The Mine Safety and Health Administration is the part of the United States Department of Labor whose purpose is to examine every mine in West Virginia and the rest of the nation four times each year. The MSHA has been working to eliminate illnesses, injuries and death from mining and has been supporting healthy and safe workplaces for American miners since 1978.
Coal mining is not only an arduous occupation, but it has many hazards as well. For these reasons, West Virginia coal miners may be interested in reading an advisory warning issued by the Mine Safety and Health Administration. According to the agency, from the begining of 2010 to Aug. 31, 2016, coal miners throughout the country suffered about 5,700 work-related hand injuries. The agency found that four workplace activities accounted for approximately 4,000 of the reported work-related accidents that resulted in such injuries. These activities were operating non-powered hand tools, handling supplies or material, roof bolting and performing machine maintenance.

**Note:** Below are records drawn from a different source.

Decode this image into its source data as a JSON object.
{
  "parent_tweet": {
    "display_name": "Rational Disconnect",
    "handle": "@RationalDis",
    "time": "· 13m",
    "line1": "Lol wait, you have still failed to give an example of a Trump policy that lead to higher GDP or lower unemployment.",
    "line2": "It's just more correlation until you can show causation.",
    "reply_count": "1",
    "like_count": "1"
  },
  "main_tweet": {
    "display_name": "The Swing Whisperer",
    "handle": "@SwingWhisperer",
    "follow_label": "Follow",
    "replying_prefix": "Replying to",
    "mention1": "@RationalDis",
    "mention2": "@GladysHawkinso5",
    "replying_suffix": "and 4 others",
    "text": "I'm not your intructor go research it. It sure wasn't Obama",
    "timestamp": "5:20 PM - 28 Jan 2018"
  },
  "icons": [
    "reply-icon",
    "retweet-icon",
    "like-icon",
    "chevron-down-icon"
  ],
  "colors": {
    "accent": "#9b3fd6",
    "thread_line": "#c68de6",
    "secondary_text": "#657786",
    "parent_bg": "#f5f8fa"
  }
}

Coal mine operators in West Virginia and other states have been under increased scrutiny from the Mine Safety and Health Administration in 2016. The agency handed out 161 citations to U.S. mine operators in July, a 41 percent increase from the prior month when mine operators received 114 citations. The higher citation rate is part of MSHA's impact inspection campaign that was launched in April 2010 in an effort to prevent miner's injuries and fatalities.